▶ _Exercise instructions_
The answer must be every line of the records below that holds the word "Slightly".

[Source records]
*** Block opens ***
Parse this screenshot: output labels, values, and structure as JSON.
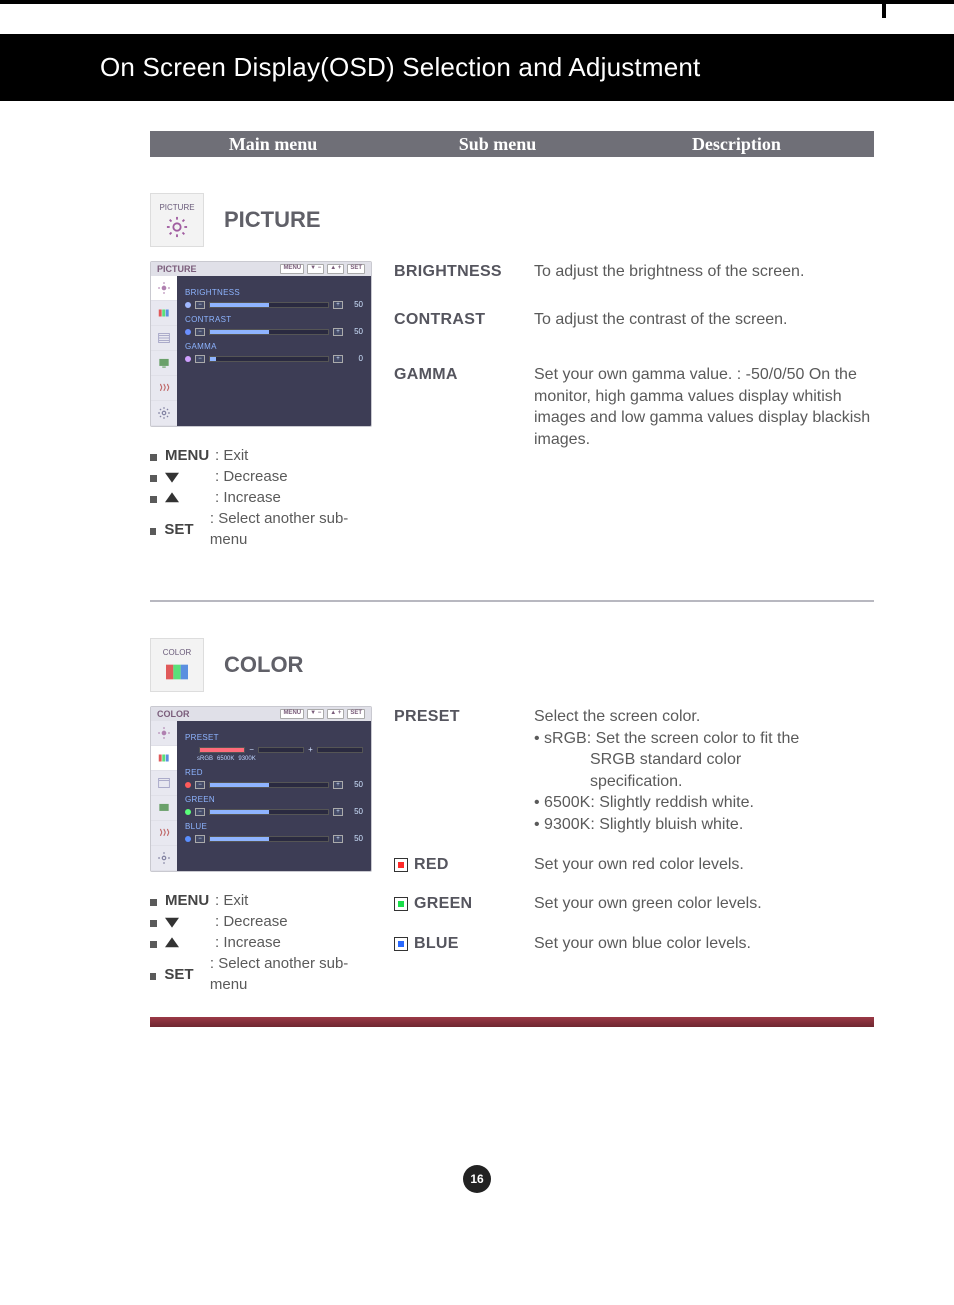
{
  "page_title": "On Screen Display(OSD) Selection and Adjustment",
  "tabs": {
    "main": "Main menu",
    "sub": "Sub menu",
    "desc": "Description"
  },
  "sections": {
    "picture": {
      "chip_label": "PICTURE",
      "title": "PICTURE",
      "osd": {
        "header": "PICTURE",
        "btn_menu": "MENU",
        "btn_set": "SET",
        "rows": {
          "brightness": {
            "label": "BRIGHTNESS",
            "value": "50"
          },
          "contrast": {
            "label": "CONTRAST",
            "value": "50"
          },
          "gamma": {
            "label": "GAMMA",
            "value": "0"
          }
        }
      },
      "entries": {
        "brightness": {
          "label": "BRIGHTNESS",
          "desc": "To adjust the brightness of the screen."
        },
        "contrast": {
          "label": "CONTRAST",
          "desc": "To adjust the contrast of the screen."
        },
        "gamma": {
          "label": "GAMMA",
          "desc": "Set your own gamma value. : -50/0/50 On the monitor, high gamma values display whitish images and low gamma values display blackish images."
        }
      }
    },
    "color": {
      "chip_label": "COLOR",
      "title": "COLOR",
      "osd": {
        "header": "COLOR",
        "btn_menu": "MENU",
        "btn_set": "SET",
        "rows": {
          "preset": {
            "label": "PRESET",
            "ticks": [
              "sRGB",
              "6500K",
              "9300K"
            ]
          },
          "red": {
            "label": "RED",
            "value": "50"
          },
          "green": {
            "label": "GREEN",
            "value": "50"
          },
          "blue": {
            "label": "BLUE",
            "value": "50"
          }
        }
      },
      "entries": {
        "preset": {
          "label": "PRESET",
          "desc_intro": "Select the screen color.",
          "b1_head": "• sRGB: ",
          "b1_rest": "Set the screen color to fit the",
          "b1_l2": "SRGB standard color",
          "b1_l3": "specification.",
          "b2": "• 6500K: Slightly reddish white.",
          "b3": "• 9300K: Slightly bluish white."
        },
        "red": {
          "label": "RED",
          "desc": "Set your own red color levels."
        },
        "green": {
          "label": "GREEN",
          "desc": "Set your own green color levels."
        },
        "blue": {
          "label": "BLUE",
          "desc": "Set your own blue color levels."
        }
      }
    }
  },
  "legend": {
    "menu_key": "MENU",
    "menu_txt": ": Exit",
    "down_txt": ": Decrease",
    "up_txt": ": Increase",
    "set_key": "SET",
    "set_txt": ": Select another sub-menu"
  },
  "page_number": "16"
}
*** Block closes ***
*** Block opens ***
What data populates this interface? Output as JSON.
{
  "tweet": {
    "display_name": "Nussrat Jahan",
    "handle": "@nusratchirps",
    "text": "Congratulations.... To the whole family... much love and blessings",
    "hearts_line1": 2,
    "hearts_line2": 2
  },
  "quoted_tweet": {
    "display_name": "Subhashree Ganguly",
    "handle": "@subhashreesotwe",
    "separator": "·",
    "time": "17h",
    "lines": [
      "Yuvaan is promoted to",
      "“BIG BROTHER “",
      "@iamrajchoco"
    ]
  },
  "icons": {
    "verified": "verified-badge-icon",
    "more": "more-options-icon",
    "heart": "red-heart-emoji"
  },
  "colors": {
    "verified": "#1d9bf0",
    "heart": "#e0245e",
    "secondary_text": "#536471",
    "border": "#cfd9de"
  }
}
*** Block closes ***
▶ _Written answer_
          "b2": "• 6500K: Slightly reddish white.",
          "b3": "• 9300K: Slightly bluish white."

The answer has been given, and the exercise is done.